== Segment start ==

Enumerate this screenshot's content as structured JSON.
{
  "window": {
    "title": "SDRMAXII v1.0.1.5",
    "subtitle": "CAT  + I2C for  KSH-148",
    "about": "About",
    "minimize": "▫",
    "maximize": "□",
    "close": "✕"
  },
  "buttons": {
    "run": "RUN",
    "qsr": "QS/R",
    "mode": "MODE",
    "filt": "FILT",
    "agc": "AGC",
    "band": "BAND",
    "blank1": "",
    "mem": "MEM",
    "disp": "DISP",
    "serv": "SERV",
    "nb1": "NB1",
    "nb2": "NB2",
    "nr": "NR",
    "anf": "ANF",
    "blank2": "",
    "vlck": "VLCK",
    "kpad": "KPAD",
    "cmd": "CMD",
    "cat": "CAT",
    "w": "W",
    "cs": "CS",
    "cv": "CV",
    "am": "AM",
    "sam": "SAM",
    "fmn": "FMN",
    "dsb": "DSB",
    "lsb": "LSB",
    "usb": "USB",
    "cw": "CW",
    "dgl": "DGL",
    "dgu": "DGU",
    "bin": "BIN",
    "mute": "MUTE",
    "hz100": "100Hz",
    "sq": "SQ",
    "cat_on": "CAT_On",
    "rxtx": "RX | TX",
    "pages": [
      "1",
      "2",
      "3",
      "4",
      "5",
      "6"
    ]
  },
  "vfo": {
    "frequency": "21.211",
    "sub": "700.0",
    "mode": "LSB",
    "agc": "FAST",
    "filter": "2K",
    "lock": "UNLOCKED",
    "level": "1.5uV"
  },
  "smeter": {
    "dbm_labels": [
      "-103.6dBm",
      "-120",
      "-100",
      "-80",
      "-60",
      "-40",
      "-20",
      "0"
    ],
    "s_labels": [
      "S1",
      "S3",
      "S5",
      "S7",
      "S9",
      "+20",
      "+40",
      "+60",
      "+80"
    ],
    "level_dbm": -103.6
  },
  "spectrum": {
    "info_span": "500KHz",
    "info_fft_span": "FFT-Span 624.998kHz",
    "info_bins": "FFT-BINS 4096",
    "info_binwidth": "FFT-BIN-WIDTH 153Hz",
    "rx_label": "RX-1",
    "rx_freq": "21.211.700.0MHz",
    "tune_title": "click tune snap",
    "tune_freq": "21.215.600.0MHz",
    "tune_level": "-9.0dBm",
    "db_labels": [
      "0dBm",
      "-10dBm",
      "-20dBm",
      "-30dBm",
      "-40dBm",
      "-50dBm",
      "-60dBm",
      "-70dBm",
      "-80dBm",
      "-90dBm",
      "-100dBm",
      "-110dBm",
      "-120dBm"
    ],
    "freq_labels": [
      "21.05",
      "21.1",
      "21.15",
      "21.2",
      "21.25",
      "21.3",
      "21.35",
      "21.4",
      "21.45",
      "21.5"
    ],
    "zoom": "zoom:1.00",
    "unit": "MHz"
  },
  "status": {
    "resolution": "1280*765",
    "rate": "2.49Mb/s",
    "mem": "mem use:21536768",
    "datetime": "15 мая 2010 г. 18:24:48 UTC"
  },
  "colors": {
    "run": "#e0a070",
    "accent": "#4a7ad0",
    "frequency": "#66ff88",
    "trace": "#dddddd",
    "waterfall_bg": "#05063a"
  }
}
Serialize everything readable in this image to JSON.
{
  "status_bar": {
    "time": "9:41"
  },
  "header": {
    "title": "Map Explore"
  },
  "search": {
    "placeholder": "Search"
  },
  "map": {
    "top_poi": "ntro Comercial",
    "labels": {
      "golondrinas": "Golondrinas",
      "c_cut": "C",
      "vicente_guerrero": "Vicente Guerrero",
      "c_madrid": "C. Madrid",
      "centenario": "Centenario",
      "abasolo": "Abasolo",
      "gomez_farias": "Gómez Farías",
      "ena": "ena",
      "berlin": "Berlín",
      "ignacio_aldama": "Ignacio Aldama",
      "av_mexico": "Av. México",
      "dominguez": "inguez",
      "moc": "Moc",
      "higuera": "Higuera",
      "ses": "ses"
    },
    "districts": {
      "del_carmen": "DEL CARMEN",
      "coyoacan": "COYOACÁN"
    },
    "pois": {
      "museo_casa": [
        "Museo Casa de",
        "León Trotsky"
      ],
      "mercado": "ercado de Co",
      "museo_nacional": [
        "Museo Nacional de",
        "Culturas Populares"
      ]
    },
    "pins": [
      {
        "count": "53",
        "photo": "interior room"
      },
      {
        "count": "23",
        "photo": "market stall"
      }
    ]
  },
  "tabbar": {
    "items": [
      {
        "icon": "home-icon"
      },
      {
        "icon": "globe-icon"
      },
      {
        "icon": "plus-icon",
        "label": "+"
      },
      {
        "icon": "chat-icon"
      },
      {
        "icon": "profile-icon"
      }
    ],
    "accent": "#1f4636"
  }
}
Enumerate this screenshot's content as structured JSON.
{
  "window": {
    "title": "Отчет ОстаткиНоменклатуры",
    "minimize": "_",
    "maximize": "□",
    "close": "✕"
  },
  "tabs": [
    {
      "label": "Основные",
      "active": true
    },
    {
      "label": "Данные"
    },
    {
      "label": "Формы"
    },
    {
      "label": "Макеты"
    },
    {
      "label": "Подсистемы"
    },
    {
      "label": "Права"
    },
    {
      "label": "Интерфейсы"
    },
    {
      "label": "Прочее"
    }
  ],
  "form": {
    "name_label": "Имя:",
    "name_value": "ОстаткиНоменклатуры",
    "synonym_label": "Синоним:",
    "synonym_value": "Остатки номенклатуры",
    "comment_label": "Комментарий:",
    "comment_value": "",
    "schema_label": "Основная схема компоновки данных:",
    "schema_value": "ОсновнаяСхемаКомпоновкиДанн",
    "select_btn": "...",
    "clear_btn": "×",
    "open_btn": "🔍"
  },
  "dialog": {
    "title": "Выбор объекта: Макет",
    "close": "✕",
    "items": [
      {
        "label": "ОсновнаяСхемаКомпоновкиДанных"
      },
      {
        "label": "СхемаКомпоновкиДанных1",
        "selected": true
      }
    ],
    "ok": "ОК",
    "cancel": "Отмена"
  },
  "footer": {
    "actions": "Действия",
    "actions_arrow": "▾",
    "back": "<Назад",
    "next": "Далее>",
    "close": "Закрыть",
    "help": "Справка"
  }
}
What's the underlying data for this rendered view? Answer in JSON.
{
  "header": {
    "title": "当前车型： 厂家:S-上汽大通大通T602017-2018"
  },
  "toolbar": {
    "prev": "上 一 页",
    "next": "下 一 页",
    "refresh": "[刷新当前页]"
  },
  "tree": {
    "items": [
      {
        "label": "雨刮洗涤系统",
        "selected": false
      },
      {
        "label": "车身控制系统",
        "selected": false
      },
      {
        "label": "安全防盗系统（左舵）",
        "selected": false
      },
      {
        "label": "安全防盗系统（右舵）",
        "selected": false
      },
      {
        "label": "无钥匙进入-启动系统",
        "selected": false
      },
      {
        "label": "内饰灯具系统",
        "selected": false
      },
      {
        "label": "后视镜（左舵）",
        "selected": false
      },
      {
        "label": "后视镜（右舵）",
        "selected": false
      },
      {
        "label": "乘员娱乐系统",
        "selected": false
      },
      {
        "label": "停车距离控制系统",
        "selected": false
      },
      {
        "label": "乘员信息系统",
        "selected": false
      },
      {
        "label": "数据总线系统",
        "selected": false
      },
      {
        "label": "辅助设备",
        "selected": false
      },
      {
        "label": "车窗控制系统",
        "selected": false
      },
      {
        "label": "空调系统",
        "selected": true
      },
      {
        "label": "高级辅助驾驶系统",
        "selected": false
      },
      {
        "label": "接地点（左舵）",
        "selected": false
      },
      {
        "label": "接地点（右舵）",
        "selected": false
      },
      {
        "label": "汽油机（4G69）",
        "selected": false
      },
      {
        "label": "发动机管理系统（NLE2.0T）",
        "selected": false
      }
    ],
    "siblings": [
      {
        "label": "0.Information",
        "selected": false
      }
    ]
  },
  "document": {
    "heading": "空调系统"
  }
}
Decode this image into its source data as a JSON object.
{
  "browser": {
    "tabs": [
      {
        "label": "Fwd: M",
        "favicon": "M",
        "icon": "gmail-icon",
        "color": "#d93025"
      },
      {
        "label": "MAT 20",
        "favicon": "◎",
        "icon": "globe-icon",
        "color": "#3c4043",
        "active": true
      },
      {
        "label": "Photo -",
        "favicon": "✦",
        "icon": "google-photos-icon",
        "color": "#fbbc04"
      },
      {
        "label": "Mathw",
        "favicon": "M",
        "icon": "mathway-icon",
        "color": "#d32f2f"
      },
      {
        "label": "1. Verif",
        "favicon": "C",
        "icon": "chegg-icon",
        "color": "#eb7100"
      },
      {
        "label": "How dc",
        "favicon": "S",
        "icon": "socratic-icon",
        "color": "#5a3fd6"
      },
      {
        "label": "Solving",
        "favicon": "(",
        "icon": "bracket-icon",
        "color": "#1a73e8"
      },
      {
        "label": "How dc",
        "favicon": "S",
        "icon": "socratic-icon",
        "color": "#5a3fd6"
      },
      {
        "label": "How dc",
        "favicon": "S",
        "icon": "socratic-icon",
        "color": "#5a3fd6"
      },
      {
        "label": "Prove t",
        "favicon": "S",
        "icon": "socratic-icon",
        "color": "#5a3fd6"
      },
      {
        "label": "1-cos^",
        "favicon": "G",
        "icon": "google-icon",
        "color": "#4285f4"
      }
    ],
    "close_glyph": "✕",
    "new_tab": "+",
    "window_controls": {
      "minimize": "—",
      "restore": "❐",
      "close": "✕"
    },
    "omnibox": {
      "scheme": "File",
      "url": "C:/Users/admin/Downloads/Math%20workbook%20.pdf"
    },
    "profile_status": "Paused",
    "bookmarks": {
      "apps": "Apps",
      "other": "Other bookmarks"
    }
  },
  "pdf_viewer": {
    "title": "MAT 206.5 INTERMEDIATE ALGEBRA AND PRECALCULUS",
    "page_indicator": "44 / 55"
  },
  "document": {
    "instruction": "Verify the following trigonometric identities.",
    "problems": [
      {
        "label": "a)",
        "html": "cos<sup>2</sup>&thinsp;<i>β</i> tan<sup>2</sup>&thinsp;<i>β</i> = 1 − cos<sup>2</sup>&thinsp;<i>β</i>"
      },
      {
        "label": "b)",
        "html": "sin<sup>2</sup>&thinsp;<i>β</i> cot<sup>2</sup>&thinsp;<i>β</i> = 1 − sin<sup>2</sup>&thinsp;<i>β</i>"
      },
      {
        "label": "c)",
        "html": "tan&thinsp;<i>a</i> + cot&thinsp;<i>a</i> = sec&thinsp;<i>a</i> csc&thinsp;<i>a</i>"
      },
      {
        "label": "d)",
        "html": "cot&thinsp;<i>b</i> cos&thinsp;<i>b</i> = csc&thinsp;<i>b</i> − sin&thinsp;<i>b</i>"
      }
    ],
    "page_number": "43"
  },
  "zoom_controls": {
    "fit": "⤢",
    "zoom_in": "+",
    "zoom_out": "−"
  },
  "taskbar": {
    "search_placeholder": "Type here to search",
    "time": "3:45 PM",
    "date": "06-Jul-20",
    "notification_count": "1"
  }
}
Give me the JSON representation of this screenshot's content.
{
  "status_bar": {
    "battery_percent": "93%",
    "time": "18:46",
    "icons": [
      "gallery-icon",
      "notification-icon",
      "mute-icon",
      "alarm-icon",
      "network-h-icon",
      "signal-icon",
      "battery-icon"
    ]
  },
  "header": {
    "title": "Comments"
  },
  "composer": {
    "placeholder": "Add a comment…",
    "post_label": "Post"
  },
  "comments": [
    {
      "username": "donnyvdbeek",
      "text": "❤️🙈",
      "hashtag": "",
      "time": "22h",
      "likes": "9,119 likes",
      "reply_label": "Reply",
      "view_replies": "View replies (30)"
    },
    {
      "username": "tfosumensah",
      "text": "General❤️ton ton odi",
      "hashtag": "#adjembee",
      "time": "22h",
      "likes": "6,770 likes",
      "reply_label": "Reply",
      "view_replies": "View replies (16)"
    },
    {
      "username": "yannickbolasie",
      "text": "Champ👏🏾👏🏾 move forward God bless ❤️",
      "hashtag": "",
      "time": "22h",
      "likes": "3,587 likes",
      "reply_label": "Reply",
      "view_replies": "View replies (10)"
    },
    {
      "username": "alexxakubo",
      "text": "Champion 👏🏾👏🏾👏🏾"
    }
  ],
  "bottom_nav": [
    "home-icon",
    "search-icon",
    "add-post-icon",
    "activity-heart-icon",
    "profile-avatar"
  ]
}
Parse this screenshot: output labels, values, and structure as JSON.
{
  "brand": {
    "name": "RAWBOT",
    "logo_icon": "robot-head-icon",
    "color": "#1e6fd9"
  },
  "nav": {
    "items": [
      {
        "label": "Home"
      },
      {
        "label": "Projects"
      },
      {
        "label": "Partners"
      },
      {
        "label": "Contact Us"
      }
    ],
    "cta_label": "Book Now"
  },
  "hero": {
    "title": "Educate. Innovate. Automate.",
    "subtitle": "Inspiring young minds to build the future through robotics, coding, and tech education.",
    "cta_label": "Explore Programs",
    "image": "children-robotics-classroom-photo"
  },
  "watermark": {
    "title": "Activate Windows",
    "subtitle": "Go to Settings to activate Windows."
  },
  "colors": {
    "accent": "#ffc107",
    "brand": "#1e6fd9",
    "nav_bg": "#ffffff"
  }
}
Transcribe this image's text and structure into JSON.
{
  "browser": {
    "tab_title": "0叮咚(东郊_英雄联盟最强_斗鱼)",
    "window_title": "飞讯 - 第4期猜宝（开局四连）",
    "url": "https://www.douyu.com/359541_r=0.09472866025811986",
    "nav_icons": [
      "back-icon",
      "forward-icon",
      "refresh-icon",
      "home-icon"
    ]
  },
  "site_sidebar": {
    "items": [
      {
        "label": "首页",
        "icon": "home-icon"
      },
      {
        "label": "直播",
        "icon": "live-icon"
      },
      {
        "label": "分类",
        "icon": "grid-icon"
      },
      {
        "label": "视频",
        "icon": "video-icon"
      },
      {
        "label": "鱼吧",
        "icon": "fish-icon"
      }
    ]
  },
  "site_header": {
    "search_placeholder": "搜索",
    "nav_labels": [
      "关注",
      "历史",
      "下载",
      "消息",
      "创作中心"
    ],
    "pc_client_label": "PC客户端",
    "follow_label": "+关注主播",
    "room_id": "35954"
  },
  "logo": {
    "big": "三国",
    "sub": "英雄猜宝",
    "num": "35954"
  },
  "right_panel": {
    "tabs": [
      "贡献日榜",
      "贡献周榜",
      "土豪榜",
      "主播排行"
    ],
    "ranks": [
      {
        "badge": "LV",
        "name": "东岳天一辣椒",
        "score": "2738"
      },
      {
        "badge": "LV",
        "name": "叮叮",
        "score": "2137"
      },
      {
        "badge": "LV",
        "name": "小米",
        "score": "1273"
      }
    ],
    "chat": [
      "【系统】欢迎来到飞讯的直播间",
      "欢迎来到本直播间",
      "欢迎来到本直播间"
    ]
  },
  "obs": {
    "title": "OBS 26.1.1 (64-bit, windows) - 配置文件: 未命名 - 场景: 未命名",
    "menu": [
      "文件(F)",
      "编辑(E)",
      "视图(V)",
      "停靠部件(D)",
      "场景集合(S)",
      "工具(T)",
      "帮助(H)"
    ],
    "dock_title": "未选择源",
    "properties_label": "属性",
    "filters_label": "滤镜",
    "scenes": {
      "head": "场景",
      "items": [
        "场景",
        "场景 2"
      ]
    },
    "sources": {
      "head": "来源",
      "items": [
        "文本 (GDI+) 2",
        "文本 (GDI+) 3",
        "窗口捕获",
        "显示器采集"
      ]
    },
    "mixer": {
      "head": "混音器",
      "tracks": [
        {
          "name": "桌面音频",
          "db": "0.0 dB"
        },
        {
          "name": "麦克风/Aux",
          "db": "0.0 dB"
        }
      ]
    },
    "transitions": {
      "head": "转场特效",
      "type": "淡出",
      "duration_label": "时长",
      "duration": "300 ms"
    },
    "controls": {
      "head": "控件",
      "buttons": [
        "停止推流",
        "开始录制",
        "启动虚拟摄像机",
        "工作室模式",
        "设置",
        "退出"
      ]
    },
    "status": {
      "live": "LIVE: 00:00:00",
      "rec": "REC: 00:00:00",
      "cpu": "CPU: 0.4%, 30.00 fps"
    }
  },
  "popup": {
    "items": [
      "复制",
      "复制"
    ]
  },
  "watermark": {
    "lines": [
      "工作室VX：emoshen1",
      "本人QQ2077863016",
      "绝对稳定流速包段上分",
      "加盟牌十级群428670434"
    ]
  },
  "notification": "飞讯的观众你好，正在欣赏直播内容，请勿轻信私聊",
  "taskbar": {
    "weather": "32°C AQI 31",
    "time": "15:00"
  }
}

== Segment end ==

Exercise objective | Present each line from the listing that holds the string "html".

Exercise output |
        "html": "cos<sup>2</sup>&thinsp;<i>β</i> tan<sup>2</sup>&thinsp;<i>β</i> = 1 − cos<sup>2</sup>&thinsp;<i>β</i>"
        "html": "sin<sup>2</sup>&thinsp;<i>β</i> cot<sup>2</sup>&thinsp;<i>β</i> = 1 − sin<sup>2</sup>&thinsp;<i>β</i>"
        "html": "tan&thinsp;<i>a</i> + cot&thinsp;<i>a</i> = sec&thinsp;<i>a</i> csc&thinsp;<i>a</i>"
        "html": "cot&thinsp;<i>b</i> cos&thinsp;<i>b</i> = csc&thinsp;<i>b</i> − sin&thinsp;<i>b</i>"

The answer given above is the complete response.